The African Meeting House to Open Again in December 2011
The African Meeting House was the political, religious and social center of the free African American community in Boston prior to the Civil War and today is the oldest standing black church building in the U.S. A partnership with Boston African American National Historic Site (BOAF) provides for the preservation and the interpretation of the National Historic Landmark, owned by the Museum of African American History (MAAH).
Last August, the final phase of its five-year restoration began thanks to a National Park Service $4 million American Recovery and Reinvestment Act grant to build an elevator stair tower for access; replace electrical, heating, cooling and fire suppression systems; repair interior finishes and recreate lighting fixtures and pews to more accurately reflect the historic period.
"These improvements will allow the National Park Service and Museum of African American History to engage visitors within the very walls where the giants of the abolitionist movement made history," said Cassius Cash, superintendent of BOAF.
"The African Meeting House is where the luminaries of the abolitionist movement gathered to end slavery in the nation," said Beverly Morgan-Welch, executive director of MAAH. "We're delighted to have the opportunity to return this hallowed space to its former glory."
Construction is set to be completed this summer.
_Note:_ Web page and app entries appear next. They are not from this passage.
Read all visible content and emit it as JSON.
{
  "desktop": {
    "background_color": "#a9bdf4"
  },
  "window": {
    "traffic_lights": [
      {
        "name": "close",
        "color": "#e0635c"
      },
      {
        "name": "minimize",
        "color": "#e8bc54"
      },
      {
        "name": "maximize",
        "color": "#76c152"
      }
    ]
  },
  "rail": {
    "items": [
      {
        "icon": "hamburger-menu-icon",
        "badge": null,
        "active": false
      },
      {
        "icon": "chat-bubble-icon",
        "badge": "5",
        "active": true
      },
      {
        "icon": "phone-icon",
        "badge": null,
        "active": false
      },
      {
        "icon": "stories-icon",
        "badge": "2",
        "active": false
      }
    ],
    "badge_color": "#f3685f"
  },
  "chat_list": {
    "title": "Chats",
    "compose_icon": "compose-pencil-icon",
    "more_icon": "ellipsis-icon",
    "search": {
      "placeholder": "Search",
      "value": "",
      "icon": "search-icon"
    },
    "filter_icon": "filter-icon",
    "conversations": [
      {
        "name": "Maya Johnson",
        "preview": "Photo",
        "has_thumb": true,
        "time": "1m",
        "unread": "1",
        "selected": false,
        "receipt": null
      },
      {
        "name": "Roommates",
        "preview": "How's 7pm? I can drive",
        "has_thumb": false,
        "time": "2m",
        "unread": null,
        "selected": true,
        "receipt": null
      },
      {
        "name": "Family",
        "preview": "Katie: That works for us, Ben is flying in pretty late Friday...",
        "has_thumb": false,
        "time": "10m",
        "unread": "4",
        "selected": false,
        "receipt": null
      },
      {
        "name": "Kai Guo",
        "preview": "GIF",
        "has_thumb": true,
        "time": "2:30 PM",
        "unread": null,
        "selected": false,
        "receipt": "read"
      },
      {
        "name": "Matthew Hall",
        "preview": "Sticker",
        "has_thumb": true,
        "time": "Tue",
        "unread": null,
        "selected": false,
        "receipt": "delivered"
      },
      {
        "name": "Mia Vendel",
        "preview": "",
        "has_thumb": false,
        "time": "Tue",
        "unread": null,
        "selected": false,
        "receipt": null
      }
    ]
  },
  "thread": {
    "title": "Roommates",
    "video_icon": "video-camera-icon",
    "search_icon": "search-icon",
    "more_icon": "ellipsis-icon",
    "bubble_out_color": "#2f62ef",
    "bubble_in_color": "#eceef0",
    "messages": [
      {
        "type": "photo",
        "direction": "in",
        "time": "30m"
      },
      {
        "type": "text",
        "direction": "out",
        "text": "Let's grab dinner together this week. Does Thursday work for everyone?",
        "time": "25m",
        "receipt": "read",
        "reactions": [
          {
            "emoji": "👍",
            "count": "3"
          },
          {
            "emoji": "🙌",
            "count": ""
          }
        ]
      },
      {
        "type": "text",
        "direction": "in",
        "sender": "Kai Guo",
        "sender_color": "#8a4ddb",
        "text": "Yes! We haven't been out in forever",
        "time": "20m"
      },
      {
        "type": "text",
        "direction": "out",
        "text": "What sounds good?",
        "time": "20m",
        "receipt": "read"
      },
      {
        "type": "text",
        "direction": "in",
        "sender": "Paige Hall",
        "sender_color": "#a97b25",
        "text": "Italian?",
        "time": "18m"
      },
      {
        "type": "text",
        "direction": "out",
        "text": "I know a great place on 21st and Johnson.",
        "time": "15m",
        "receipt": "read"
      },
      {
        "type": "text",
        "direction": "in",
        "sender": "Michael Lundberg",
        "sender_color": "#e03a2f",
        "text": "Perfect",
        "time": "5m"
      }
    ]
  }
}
Currently, MAAH and BOAF are working together to prepare for the African Meeting House to re-open in December 2011.
Since 1806, the African Meeting House has stood as a tangible symbol of the ideals of freedom and democracy embodied by the men and women, blacks and whites who gathered there to learn, to pray and to speak out against injustices.
To learn more about the African Meeting House, visit www.maah.org.